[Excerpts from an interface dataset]
------------------------------------------------------------------------
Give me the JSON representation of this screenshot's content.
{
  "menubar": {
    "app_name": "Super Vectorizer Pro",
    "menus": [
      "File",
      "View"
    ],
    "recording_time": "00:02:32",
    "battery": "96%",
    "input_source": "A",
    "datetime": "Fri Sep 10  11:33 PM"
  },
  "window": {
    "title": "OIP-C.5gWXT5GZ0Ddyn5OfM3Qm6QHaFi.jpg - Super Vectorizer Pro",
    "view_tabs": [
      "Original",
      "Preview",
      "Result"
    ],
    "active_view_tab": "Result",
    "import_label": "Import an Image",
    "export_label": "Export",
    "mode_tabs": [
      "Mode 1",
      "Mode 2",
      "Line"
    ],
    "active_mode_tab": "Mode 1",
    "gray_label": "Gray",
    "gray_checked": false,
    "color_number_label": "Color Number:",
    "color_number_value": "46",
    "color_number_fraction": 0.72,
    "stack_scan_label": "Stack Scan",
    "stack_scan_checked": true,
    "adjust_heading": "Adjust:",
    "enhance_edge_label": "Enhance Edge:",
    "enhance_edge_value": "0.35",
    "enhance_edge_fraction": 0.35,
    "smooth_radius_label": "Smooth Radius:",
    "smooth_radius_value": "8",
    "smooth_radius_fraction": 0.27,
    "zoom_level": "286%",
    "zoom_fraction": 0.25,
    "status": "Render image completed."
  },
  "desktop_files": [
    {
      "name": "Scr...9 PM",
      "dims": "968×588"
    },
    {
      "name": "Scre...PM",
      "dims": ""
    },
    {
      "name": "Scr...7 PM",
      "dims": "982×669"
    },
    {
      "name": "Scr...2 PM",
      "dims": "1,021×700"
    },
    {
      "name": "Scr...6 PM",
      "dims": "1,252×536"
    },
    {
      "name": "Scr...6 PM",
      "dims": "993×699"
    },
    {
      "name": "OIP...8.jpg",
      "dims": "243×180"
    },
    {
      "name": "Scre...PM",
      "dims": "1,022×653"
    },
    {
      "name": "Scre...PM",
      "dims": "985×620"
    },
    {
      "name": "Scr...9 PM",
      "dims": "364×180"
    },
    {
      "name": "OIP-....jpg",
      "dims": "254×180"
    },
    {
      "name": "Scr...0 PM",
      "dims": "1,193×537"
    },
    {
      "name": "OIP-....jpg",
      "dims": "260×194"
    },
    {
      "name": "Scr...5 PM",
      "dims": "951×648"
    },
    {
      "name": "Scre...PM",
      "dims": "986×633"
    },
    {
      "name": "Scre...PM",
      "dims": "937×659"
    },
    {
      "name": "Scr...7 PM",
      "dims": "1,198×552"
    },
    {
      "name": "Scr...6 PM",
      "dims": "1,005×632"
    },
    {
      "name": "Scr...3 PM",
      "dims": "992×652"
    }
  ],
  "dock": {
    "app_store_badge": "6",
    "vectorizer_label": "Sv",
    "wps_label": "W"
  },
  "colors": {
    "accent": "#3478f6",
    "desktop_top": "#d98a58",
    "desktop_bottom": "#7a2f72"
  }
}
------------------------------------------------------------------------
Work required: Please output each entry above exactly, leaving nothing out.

Answer for this exercise:
Give me the JSON representation of this screenshot's content.
{
  "menubar": {
    "app_name": "Super Vectorizer Pro",
    "menus": [
      "File",
      "View"
    ],
    "recording_time": "00:02:32",
    "battery": "96%",
    "input_source": "A",
    "datetime": "Fri Sep 10  11:33 PM"
  },
  "window": {
    "title": "OIP-C.5gWXT5GZ0Ddyn5OfM3Qm6QHaFi.jpg - Super Vectorizer Pro",
    "view_tabs": [
      "Original",
      "Preview",
      "Result"
    ],
    "active_view_tab": "Result",
    "import_label": "Import an Image",
    "export_label": "Export",
    "mode_tabs": [
      "Mode 1",
      "Mode 2",
      "Line"
    ],
    "active_mode_tab": "Mode 1",
    "gray_label": "Gray",
    "gray_checked": false,
    "color_number_label": "Color Number:",
    "color_number_value": "46",
    "color_number_fraction": 0.72,
    "stack_scan_label": "Stack Scan",
    "stack_scan_checked": true,
    "adjust_heading": "Adjust:",
    "enhance_edge_label": "Enhance Edge:",
    "enhance_edge_value": "0.35",
    "enhance_edge_fraction": 0.35,
    "smooth_radius_label": "Smooth Radius:",
    "smooth_radius_value": "8",
    "smooth_radius_fraction": 0.27,
    "zoom_level": "286%",
    "zoom_fraction": 0.25,
    "status": "Render image completed."
  },
  "desktop_files": [
    {
      "name": "Scr...9 PM",
      "dims": "968×588"
    },
    {
      "name": "Scre...PM",
      "dims": ""
    },
    {
      "name": "Scr...7 PM",
      "dims": "982×669"
    },
    {
      "name": "Scr...2 PM",
      "dims": "1,021×700"
    },
    {
      "name": "Scr...6 PM",
      "dims": "1,252×536"
    },
    {
      "name": "Scr...6 PM",
      "dims": "993×699"
    },
    {
      "name": "OIP...8.jpg",
      "dims": "243×180"
    },
    {
      "name": "Scre...PM",
      "dims": "1,022×653"
    },
    {
      "name": "Scre...PM",
      "dims": "985×620"
    },
    {
      "name": "Scr...9 PM",
      "dims": "364×180"
    },
    {
      "name": "OIP-....jpg",
      "dims": "254×180"
    },
    {
      "name": "Scr...0 PM",
      "dims": "1,193×537"
    },
    {
      "name": "OIP-....jpg",
      "dims": "260×194"
    },
    {
      "name": "Scr...5 PM",
      "dims": "951×648"
    },
    {
      "name": "Scre...PM",
      "dims": "986×633"
    },
    {
      "name": "Scre...PM",
      "dims": "937×659"
    },
    {
      "name": "Scr...7 PM",
      "dims": "1,198×552"
    },
    {
      "name": "Scr...6 PM",
      "dims": "1,005×632"
    },
    {
      "name": "Scr...3 PM",
      "dims": "992×652"
    }
  ],
  "dock": {
    "app_store_badge": "6",
    "vectorizer_label": "Sv",
    "wps_label": "W"
  },
  "colors": {
    "accent": "#3478f6",
    "desktop_top": "#d98a58",
    "desktop_bottom": "#7a2f72"
  }
}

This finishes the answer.